_Records supplied_
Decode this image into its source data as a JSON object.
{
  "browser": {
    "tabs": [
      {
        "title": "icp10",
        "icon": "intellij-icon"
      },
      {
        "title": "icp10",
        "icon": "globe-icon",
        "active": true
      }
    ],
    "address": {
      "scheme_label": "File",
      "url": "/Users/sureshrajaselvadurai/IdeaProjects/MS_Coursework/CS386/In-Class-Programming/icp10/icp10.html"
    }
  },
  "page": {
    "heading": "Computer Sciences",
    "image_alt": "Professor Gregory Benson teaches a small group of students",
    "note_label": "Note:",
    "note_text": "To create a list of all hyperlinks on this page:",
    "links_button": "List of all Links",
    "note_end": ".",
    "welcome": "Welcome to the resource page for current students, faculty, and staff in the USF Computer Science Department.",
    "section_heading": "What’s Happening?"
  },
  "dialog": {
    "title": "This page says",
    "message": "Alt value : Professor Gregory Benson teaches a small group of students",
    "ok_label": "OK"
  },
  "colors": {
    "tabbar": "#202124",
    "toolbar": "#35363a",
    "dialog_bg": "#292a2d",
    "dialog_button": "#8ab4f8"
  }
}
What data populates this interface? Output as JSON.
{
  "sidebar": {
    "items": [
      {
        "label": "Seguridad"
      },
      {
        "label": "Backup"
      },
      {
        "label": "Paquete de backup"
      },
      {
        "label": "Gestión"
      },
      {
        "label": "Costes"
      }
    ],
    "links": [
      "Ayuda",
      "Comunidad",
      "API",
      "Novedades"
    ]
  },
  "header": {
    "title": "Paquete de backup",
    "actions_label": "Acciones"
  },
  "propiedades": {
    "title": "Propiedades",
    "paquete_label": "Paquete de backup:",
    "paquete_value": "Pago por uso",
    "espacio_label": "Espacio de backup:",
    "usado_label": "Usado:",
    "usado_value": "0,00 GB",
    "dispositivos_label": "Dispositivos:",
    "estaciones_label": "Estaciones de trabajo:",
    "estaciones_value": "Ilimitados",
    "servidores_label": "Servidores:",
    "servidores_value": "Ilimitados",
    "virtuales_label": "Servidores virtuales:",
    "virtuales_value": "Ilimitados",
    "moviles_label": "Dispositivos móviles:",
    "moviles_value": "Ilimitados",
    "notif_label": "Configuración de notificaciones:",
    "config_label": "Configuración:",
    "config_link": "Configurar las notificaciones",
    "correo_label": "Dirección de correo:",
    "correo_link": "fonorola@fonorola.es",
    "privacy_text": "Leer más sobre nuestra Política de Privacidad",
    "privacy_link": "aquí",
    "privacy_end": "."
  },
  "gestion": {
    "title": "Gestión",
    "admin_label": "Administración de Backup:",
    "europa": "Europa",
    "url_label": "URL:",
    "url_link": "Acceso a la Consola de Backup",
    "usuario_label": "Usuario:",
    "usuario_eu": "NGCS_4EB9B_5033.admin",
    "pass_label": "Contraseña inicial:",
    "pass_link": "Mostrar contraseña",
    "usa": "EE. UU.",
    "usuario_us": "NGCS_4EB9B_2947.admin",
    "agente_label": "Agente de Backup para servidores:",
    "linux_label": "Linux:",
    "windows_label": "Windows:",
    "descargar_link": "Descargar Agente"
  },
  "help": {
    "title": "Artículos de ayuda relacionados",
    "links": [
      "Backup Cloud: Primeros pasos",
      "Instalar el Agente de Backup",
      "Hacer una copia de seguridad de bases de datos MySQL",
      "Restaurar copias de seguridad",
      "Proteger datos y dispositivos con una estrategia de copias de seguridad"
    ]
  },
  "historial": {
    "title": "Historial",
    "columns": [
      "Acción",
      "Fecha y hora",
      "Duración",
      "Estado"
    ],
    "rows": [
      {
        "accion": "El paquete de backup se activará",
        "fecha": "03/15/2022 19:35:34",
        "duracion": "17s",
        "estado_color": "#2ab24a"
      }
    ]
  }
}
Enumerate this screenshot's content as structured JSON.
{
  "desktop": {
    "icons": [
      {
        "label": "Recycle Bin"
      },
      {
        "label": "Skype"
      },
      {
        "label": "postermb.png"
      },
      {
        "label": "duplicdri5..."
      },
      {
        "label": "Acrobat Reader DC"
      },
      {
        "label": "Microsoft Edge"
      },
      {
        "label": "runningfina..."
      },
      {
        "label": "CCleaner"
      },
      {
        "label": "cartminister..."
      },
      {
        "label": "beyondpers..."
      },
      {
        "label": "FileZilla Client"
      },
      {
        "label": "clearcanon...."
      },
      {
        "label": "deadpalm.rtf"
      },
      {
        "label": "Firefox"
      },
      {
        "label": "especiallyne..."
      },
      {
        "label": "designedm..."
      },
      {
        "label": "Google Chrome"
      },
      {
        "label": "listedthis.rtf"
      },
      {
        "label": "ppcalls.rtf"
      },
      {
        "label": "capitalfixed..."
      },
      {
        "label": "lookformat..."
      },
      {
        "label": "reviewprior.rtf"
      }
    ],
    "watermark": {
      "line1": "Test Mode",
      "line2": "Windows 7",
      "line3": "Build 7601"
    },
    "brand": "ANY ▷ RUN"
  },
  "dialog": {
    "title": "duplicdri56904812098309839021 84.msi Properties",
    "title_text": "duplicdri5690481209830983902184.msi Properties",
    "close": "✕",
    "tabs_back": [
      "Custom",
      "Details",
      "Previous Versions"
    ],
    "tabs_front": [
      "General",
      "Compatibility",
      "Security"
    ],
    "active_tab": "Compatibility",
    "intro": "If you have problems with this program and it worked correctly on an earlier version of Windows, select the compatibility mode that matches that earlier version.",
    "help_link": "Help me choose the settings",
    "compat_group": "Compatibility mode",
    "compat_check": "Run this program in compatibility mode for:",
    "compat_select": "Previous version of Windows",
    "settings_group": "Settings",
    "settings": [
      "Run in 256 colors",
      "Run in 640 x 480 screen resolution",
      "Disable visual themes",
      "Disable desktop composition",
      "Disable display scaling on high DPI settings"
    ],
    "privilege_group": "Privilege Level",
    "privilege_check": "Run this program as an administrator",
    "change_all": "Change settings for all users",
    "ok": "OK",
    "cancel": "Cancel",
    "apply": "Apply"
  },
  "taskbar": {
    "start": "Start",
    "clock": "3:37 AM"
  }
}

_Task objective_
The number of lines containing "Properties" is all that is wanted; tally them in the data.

_Answer box_
2